As a presidential candidate, Gramm seemed a good thing: a self-made man, an articulate one, certainly a driven one. He didn't go in for what was later called "compassionate conservatism," because conservatism just plain conservatism, freedom was compassionate, dammit, and why didn't more people understand that? And he was tired of being lectured to about poverty and hardship by people who had never known any.
Gramm, though, went nowhere. He raised a lot of money, but not a lot of supporters. What went wrong? "I was a poor candidate. I did a bad job. There's no one to blame but myself." What's more, "America was never going to elect me unless there was a crisis. And people didn't see a crisis in 1996. I was the wrong person at the wrong time. And there may never have been a right time for me."
Turning to the future, Gramm believes, among other things, that Social Security reform will eventually happen, because the Democrats can't demagogue it forever: "At some point, the lights go out. They run out of money," and that will be reform's hour. Gramm would like to see no income tax at all, favoring instead a consumption tax, "because the government doesn't have to know what your income is. It's a simpler system, and everybody pays." Even a flat tax won't "lead you home," because it would be strangled by exemptions. "If you get the tax away from income, you have a much better chance."
And then there's the miserable problem of race in America. Racial politics, says Gramm, is actually "dangerous" (a typically direct Gramm word). "Some people try to benefit by pitting people against one another based on race. Quotas and set-asides are dangerous. In America, we should judge people one at a time. When you start thinking of yourself as a group, that in itself is alien to America. Merit is the only fair way to do things. If we have a system based on merit and I don't get a promotion and someone else does, I can accept that. But if I believe the other person got it based on race, gender, or something else, it's harder to accept." The "incredible inequalities" we impose carry a steep price.

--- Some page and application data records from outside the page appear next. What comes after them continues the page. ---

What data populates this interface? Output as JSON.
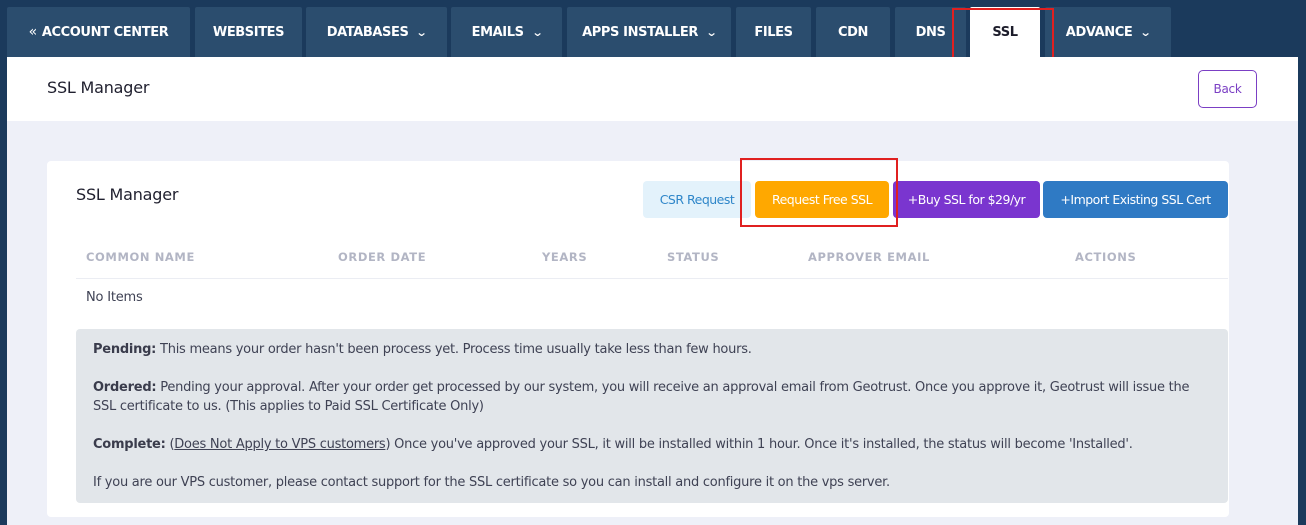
{
  "nav": {
    "account_center": "ACCOUNT CENTER",
    "back_glyph": "«",
    "tabs": [
      {
        "label": "WEBSITES"
      },
      {
        "label": "DATABASES"
      },
      {
        "label": "EMAILS"
      },
      {
        "label": "APPS INSTALLER"
      },
      {
        "label": "FILES"
      },
      {
        "label": "CDN"
      },
      {
        "label": "DNS"
      },
      {
        "label": "SSL"
      },
      {
        "label": "ADVANCE"
      }
    ],
    "active_tab": "SSL",
    "chevron": "⌄"
  },
  "header": {
    "title": "SSL Manager",
    "back_label": "Back"
  },
  "card": {
    "title": "SSL Manager",
    "buttons": {
      "csr": "CSR Request",
      "free": "Request Free SSL",
      "buy": "+Buy SSL for $29/yr",
      "import": "+Import Existing SSL Cert"
    },
    "columns": [
      "COMMON NAME",
      "ORDER DATE",
      "YEARS",
      "STATUS",
      "APPROVER EMAIL",
      "ACTIONS"
    ],
    "empty_text": "No Items"
  },
  "info": {
    "pending_label": "Pending:",
    "pending_text": " This means your order hasn't been process yet. Process time usually take less than few hours.",
    "ordered_label": "Ordered:",
    "ordered_text": " Pending your approval. After your order get processed by our system, you will receive an approval email from Geotrust. Once you approve it, Geotrust will issue the SSL certificate to us. (This applies to Paid SSL Certificate Only)",
    "complete_label": "Complete:",
    "complete_open": " (",
    "complete_note": "Does Not Apply to VPS customers",
    "complete_text": ") Once you've approved your SSL, it will be installed within 1 hour. Once it's installed, the status will become 'Installed'.",
    "vps_text": "If you are our VPS customer, please contact support for the SSL certificate so you can install and configure it on the vps server."
  },
  "colors": {
    "nav_bg": "#1b3a5c",
    "tab_bg": "#2b4d6e",
    "accent_orange": "#ffa800",
    "accent_purple": "#7a35cf",
    "accent_blue": "#2f7ac4",
    "highlight": "#e02020"
  }
}
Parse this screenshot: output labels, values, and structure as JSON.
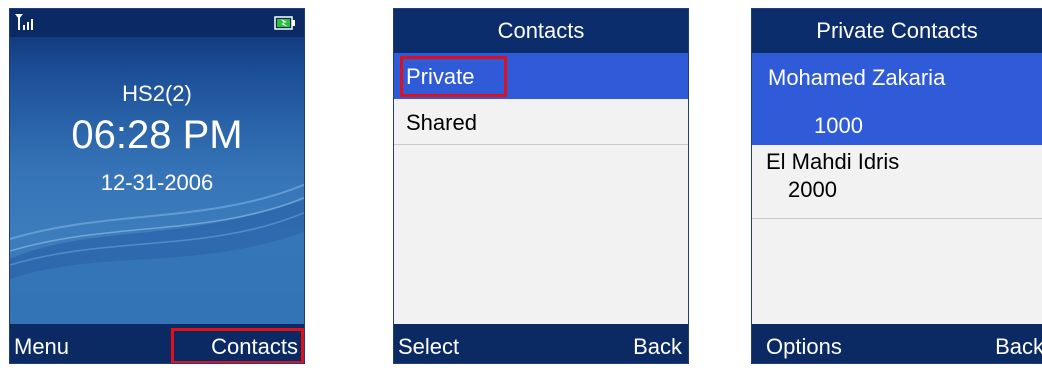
{
  "colors": {
    "header_bg": "#0c2d6b",
    "selection_bg": "#2f5bd8",
    "list_bg": "#f2f2f2",
    "callout_red": "#e0101a"
  },
  "idle_screen": {
    "handset_name": "HS2(2)",
    "time": "06:28 PM",
    "date": "12-31-2006",
    "status_icons": [
      "signal-icon",
      "battery-charging-icon"
    ],
    "softkeys": {
      "left": "Menu",
      "right": "Contacts"
    }
  },
  "contacts_screen": {
    "title": "Contacts",
    "items": [
      {
        "label": "Private",
        "selected": true
      },
      {
        "label": "Shared",
        "selected": false
      }
    ],
    "softkeys": {
      "left": "Select",
      "right": "Back"
    }
  },
  "private_contacts_screen": {
    "title": "Private Contacts",
    "items": [
      {
        "name": "Mohamed Zakaria",
        "number": "1000",
        "selected": true
      },
      {
        "name": "El Mahdi Idris",
        "number": "2000",
        "selected": false
      }
    ],
    "softkeys": {
      "left": "Options",
      "right": "Back"
    }
  }
}
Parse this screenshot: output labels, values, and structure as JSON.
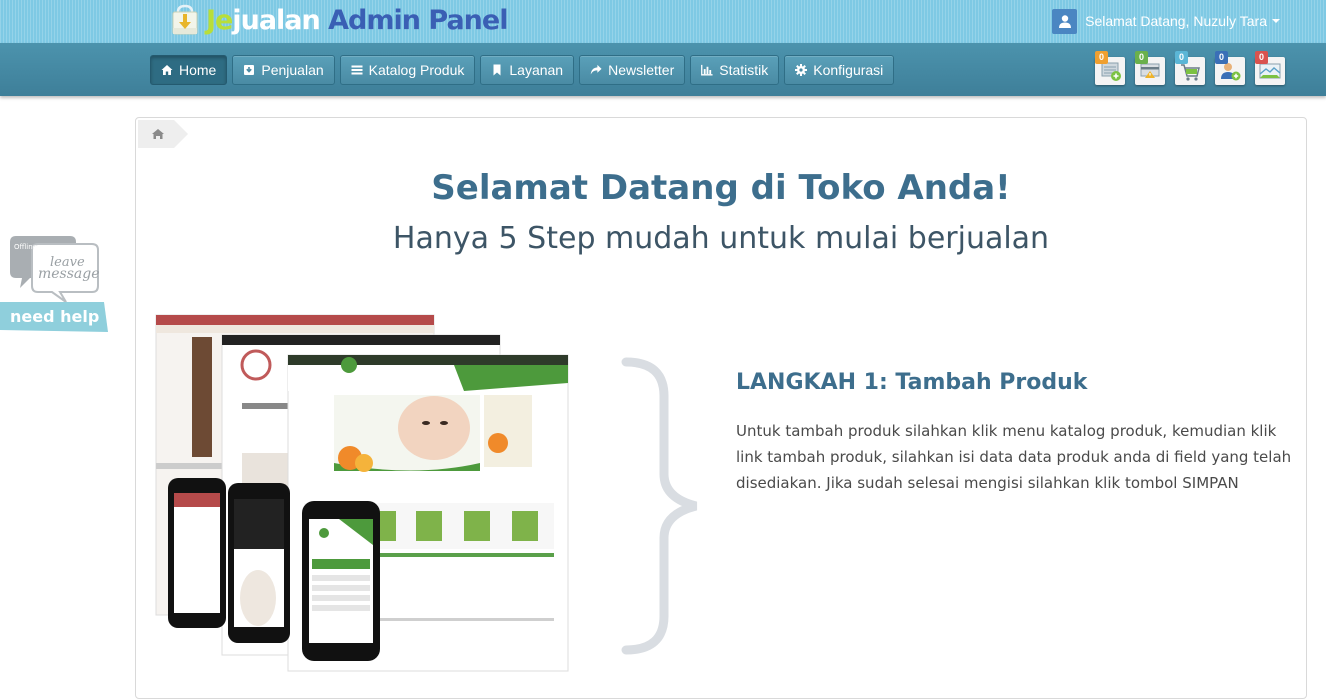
{
  "header": {
    "logo_je": "Je",
    "logo_jualan": "jualan",
    "logo_admin": " Admin Panel",
    "user_greeting": "Selamat Datang, Nuzuly Tara"
  },
  "nav": [
    {
      "label": "Home",
      "icon": "home-icon"
    },
    {
      "label": "Penjualan",
      "icon": "download-box-icon"
    },
    {
      "label": "Katalog Produk",
      "icon": "list-icon"
    },
    {
      "label": "Layanan",
      "icon": "bookmark-icon"
    },
    {
      "label": "Newsletter",
      "icon": "share-arrow-icon"
    },
    {
      "label": "Statistik",
      "icon": "bar-chart-icon"
    },
    {
      "label": "Konfigurasi",
      "icon": "gear-icon"
    }
  ],
  "quick_icons": [
    {
      "badge": "0",
      "color": "#f0a030",
      "icon": "new-order-icon"
    },
    {
      "badge": "0",
      "color": "#6ab04c",
      "icon": "payment-confirm-icon"
    },
    {
      "badge": "0",
      "color": "#5bb6d6",
      "icon": "cart-icon"
    },
    {
      "badge": "0",
      "color": "#3a6fb7",
      "icon": "new-customer-icon"
    },
    {
      "badge": "0",
      "color": "#d9534f",
      "icon": "message-icon"
    }
  ],
  "help_widget": {
    "line1": "Offline",
    "line2": "leave",
    "line3": "message",
    "line4": "need help ?"
  },
  "main": {
    "title": "Selamat Datang di Toko Anda!",
    "subtitle": "Hanya 5 Step mudah untuk mulai berjualan",
    "step_title": "LANGKAH 1: Tambah Produk",
    "step_desc": "Untuk tambah produk silahkan klik menu katalog produk, kemudian klik link tambah produk, silahkan isi data data produk anda di field yang telah disediakan. Jika sudah selesai mengisi silahkan klik tombol SIMPAN"
  },
  "colors": {
    "accent": "#3d6e8d",
    "topbar": "#7ec9e4",
    "navbar": "#4a8ba4"
  }
}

For all these years, Gramm has never quite been a Washington insider, though he's been an excellent player inside Washington. He never tried to be popular, and as a result he was intensely popular among those who understood and appreciated what he was doing. People like Clinton's Paul Begala used to knock him for being anti-government, and if he hated government so much, why did he spend so much time in government? Why didn't he get the hell out? Gramm is that rare, invaluable politician: a free-marketeer and anti-statist who's willing to work and succeed in politics in order to frustrate the centralizers. Someone has to. Not every Friedmanite can afford to shun government.
Can anyone replace him? Among the colleagues Gramm has been most impressed with is Mitch McConnell of Kentucky, "a great senator, who has principles and is willing to stand up for them, and to be unpopular." McConnell is, indeed, probably the most Gramm-like senator in Washington, apart from the original. Gramm also says that "if I could pick just one senator to be my own senator, it would be Don Nickles" of Oklahoma, because "he's got a good heart, and he's right on virtually everything." Finally, he suggests keeping an eye on two less familiar senators: Idaho's Mike Crapo and Alabama's Jeff Sessions.
If there's one thing Gramm is proud of, or wishes to emphasize, it's that "I've changed this town more than it has changed me. And I'm no less idealistic than I ever was." He says, "The one thing I've been committed to is freedom. Not just the freedom to say, 'I disagree with the government'" everyone loves the First Amendment. No, "economic freedoms, which are the most important ones," and also the ones most easily encroached on. "My whole career, no matter what I've done, has been about trying to promote freedom. That's all there is."
What's not to like about that?